Omit all pictures and give the records below again exactly as written.

======== Exercise materials ========

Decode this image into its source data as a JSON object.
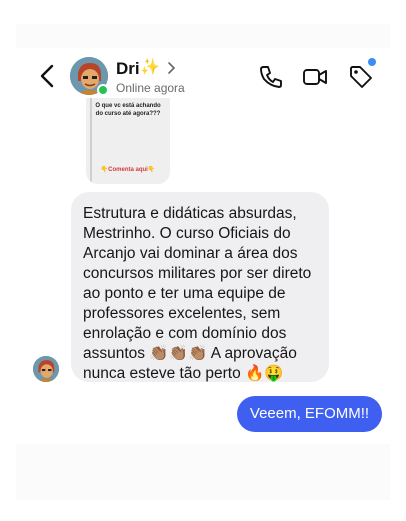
{
  "header": {
    "contact_name": "Dri",
    "name_emoji": "✨",
    "status": "Online agora"
  },
  "icons": {
    "back": "chevron-left-icon",
    "profile": "chevron-right-icon",
    "call": "phone-icon",
    "video": "video-camera-icon",
    "tag": "tag-icon"
  },
  "colors": {
    "online": "#23c552",
    "outgoing_bubble": "#3e5ff0",
    "incoming_bubble": "#efeff1",
    "notification_dot": "#3b8cf3"
  },
  "story_reply": {
    "question": "O que vc está achando do curso até agora???",
    "cta": "👇Comenta aqui👇"
  },
  "messages": [
    {
      "direction": "incoming",
      "text": "Estrutura e didáticas absurdas, Mestrinho. O curso Oficiais do Arcanjo vai dominar a área dos concursos militares por ser direto ao ponto e ter uma equipe de professores excelentes, sem enrolação e com domínio dos assuntos 👏🏽👏🏽👏🏽 A aprovação nunca esteve tão perto 🔥🤑"
    },
    {
      "direction": "outgoing",
      "text": "Veeem, EFOMM!!"
    }
  ]
}
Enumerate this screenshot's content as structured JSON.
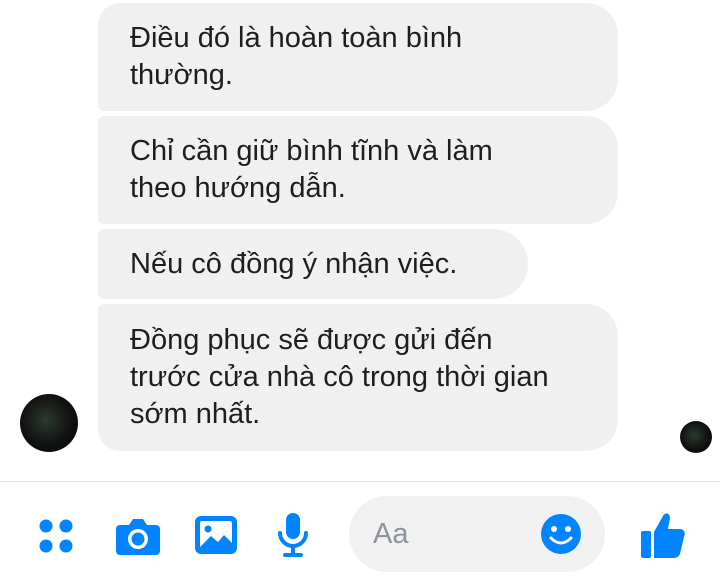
{
  "messages": [
    {
      "text": "Điều đó là hoàn toàn bình\nthường."
    },
    {
      "text": "Chỉ cần giữ bình tĩnh và làm\ntheo hướng dẫn."
    },
    {
      "text": "Nếu cô đồng ý nhận việc."
    },
    {
      "text": "Đồng phục sẽ được gửi đến\ntrước cửa nhà cô trong thời gian\nsớm nhất."
    }
  ],
  "composer": {
    "placeholder": "Aa",
    "icons": [
      "more-dots-icon",
      "camera-icon",
      "image-icon",
      "microphone-icon",
      "emoji-icon",
      "thumbs-up-icon"
    ]
  },
  "colors": {
    "accent": "#0084ff",
    "bubble": "#f1f0f0",
    "text": "#1c1e21",
    "input_bg": "#f1f1f1",
    "placeholder": "#8d949e"
  }
}
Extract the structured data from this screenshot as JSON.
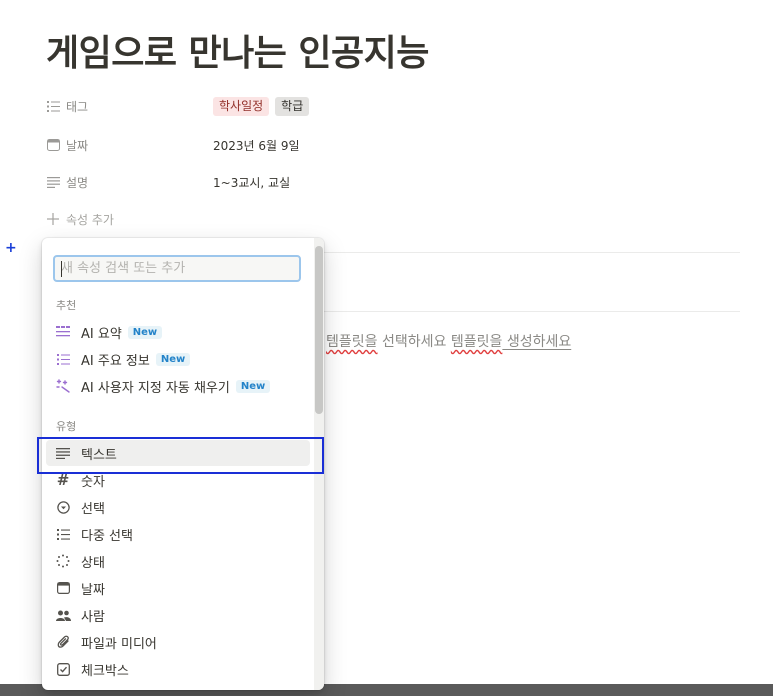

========

Output of the task:
Decode this image into its source data as a JSON object.
{
  "header": {
    "contact_name": "Dri",
    "name_emoji": "✨",
    "status": "Online agora"
  },
  "icons": {
    "back": "chevron-left-icon",
    "profile": "chevron-right-icon",
    "call": "phone-icon",
    "video": "video-camera-icon",
    "tag": "tag-icon"
  },
  "colors": {
    "online": "#23c552",
    "outgoing_bubble": "#3e5ff0",
    "incoming_bubble": "#efeff1",
    "notification_dot": "#3b8cf3"
  },
  "story_reply": {
    "question": "O que vc está achando do curso até agora???",
    "cta": "👇Comenta aqui👇"
  },
  "messages": [
    {
      "direction": "incoming",
      "text": "Estrutura e didáticas absurdas, Mestrinho. O curso Oficiais do Arcanjo vai dominar a área dos concursos militares por ser direto ao ponto e ter uma equipe de professores excelentes, sem enrolação e com domínio dos assuntos 👏🏽👏🏽👏🏽 A aprovação nunca esteve tão perto 🔥🤑"
    },
    {
      "direction": "outgoing",
      "text": "Veeem, EFOMM!!"
    }
  ]
}
Enumerate this screenshot's content as structured JSON.
{
  "messages": [
    {
      "text": "Điều đó là hoàn toàn bình\nthường."
    },
    {
      "text": "Chỉ cần giữ bình tĩnh và làm\ntheo hướng dẫn."
    },
    {
      "text": "Nếu cô đồng ý nhận việc."
    },
    {
      "text": "Đồng phục sẽ được gửi đến\ntrước cửa nhà cô trong thời gian\nsớm nhất."
    }
  ],
  "composer": {
    "placeholder": "Aa",
    "icons": [
      "more-dots-icon",
      "camera-icon",
      "image-icon",
      "microphone-icon",
      "emoji-icon",
      "thumbs-up-icon"
    ]
  },
  "colors": {
    "accent": "#0084ff",
    "bubble": "#f1f0f0",
    "text": "#1c1e21",
    "input_bg": "#f1f1f1",
    "placeholder": "#8d949e"
  }
}
Extract the structured data from this screenshot as JSON.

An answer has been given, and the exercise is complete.